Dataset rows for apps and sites
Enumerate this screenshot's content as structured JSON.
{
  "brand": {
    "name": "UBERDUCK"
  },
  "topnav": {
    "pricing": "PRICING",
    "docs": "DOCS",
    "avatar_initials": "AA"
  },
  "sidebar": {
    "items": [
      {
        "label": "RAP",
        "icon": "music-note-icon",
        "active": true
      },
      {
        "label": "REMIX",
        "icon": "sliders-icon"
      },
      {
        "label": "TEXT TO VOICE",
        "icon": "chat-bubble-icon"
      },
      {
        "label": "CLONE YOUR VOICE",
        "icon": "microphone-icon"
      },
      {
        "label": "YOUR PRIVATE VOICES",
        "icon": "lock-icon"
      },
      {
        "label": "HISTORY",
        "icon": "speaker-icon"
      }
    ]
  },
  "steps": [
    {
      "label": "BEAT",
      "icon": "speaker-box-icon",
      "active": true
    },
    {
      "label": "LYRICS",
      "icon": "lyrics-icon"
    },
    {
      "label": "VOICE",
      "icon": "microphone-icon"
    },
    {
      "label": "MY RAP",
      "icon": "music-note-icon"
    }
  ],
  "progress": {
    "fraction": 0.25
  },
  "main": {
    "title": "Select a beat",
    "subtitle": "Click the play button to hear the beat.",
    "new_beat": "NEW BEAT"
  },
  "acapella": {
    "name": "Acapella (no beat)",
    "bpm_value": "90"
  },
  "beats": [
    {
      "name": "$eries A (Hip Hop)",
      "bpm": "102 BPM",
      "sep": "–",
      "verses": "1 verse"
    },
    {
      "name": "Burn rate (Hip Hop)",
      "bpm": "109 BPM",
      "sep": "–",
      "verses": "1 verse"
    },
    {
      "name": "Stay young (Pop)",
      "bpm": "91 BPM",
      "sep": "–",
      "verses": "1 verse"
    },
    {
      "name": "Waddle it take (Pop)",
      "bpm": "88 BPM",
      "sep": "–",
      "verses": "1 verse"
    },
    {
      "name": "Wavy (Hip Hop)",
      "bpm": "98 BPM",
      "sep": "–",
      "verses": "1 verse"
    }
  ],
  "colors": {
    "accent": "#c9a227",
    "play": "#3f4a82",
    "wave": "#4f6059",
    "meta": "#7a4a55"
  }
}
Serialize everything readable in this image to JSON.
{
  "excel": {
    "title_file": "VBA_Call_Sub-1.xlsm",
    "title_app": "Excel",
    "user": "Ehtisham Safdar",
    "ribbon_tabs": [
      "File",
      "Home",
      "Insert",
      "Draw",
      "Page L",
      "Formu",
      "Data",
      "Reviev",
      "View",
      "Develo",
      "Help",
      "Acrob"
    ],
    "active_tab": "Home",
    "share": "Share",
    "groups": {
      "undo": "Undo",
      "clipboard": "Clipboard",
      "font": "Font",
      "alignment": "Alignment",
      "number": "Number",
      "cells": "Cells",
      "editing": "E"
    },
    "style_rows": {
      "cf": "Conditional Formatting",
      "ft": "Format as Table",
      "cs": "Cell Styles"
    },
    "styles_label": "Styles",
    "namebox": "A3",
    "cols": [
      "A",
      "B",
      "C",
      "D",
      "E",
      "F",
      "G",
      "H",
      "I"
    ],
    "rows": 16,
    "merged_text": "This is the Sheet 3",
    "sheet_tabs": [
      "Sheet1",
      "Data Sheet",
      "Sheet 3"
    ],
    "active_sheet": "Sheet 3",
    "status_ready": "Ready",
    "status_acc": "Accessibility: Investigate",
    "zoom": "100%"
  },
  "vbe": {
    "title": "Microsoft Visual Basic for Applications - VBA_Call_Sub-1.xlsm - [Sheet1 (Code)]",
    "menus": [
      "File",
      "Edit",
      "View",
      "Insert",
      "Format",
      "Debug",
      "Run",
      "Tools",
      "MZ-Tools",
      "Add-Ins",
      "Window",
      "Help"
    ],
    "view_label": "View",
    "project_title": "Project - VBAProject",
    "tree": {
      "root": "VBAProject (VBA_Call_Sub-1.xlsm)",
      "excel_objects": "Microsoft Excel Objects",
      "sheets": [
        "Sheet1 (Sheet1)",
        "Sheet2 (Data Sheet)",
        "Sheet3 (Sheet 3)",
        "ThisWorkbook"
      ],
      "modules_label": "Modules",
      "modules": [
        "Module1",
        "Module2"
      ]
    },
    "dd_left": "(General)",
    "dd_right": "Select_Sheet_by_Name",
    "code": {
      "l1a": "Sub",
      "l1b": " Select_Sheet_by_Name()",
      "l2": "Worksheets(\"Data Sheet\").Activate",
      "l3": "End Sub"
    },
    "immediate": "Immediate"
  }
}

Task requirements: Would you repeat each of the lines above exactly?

Response to the exercise:
Enumerate this screenshot's content as structured JSON.
{
  "brand": {
    "name": "UBERDUCK"
  },
  "topnav": {
    "pricing": "PRICING",
    "docs": "DOCS",
    "avatar_initials": "AA"
  },
  "sidebar": {
    "items": [
      {
        "label": "RAP",
        "icon": "music-note-icon",
        "active": true
      },
      {
        "label": "REMIX",
        "icon": "sliders-icon"
      },
      {
        "label": "TEXT TO VOICE",
        "icon": "chat-bubble-icon"
      },
      {
        "label": "CLONE YOUR VOICE",
        "icon": "microphone-icon"
      },
      {
        "label": "YOUR PRIVATE VOICES",
        "icon": "lock-icon"
      },
      {
        "label": "HISTORY",
        "icon": "speaker-icon"
      }
    ]
  },
  "steps": [
    {
      "label": "BEAT",
      "icon": "speaker-box-icon",
      "active": true
    },
    {
      "label": "LYRICS",
      "icon": "lyrics-icon"
    },
    {
      "label": "VOICE",
      "icon": "microphone-icon"
    },
    {
      "label": "MY RAP",
      "icon": "music-note-icon"
    }
  ],
  "progress": {
    "fraction": 0.25
  },
  "main": {
    "title": "Select a beat",
    "subtitle": "Click the play button to hear the beat.",
    "new_beat": "NEW BEAT"
  },
  "acapella": {
    "name": "Acapella (no beat)",
    "bpm_value": "90"
  },
  "beats": [
    {
      "name": "$eries A (Hip Hop)",
      "bpm": "102 BPM",
      "sep": "–",
      "verses": "1 verse"
    },
    {
      "name": "Burn rate (Hip Hop)",
      "bpm": "109 BPM",
      "sep": "–",
      "verses": "1 verse"
    },
    {
      "name": "Stay young (Pop)",
      "bpm": "91 BPM",
      "sep": "–",
      "verses": "1 verse"
    },
    {
      "name": "Waddle it take (Pop)",
      "bpm": "88 BPM",
      "sep": "–",
      "verses": "1 verse"
    },
    {
      "name": "Wavy (Hip Hop)",
      "bpm": "98 BPM",
      "sep": "–",
      "verses": "1 verse"
    }
  ],
  "colors": {
    "accent": "#c9a227",
    "play": "#3f4a82",
    "wave": "#4f6059",
    "meta": "#7a4a55"
  }
}
Serialize everything readable in this image to JSON.
{
  "excel": {
    "title_file": "VBA_Call_Sub-1.xlsm",
    "title_app": "Excel",
    "user": "Ehtisham Safdar",
    "ribbon_tabs": [
      "File",
      "Home",
      "Insert",
      "Draw",
      "Page L",
      "Formu",
      "Data",
      "Reviev",
      "View",
      "Develo",
      "Help",
      "Acrob"
    ],
    "active_tab": "Home",
    "share": "Share",
    "groups": {
      "undo": "Undo",
      "clipboard": "Clipboard",
      "font": "Font",
      "alignment": "Alignment",
      "number": "Number",
      "cells": "Cells",
      "editing": "E"
    },
    "style_rows": {
      "cf": "Conditional Formatting",
      "ft": "Format as Table",
      "cs": "Cell Styles"
    },
    "styles_label": "Styles",
    "namebox": "A3",
    "cols": [
      "A",
      "B",
      "C",
      "D",
      "E",
      "F",
      "G",
      "H",
      "I"
    ],
    "rows": 16,
    "merged_text": "This is the Sheet 3",
    "sheet_tabs": [
      "Sheet1",
      "Data Sheet",
      "Sheet 3"
    ],
    "active_sheet": "Sheet 3",
    "status_ready": "Ready",
    "status_acc": "Accessibility: Investigate",
    "zoom": "100%"
  },
  "vbe": {
    "title": "Microsoft Visual Basic for Applications - VBA_Call_Sub-1.xlsm - [Sheet1 (Code)]",
    "menus": [
      "File",
      "Edit",
      "View",
      "Insert",
      "Format",
      "Debug",
      "Run",
      "Tools",
      "MZ-Tools",
      "Add-Ins",
      "Window",
      "Help"
    ],
    "view_label": "View",
    "project_title": "Project - VBAProject",
    "tree": {
      "root": "VBAProject (VBA_Call_Sub-1.xlsm)",
      "excel_objects": "Microsoft Excel Objects",
      "sheets": [
        "Sheet1 (Sheet1)",
        "Sheet2 (Data Sheet)",
        "Sheet3 (Sheet 3)",
        "ThisWorkbook"
      ],
      "modules_label": "Modules",
      "modules": [
        "Module1",
        "Module2"
      ]
    },
    "dd_left": "(General)",
    "dd_right": "Select_Sheet_by_Name",
    "code": {
      "l1a": "Sub",
      "l1b": " Select_Sheet_by_Name()",
      "l2": "Worksheets(\"Data Sheet\").Activate",
      "l3": "End Sub"
    },
    "immediate": "Immediate"
  }
}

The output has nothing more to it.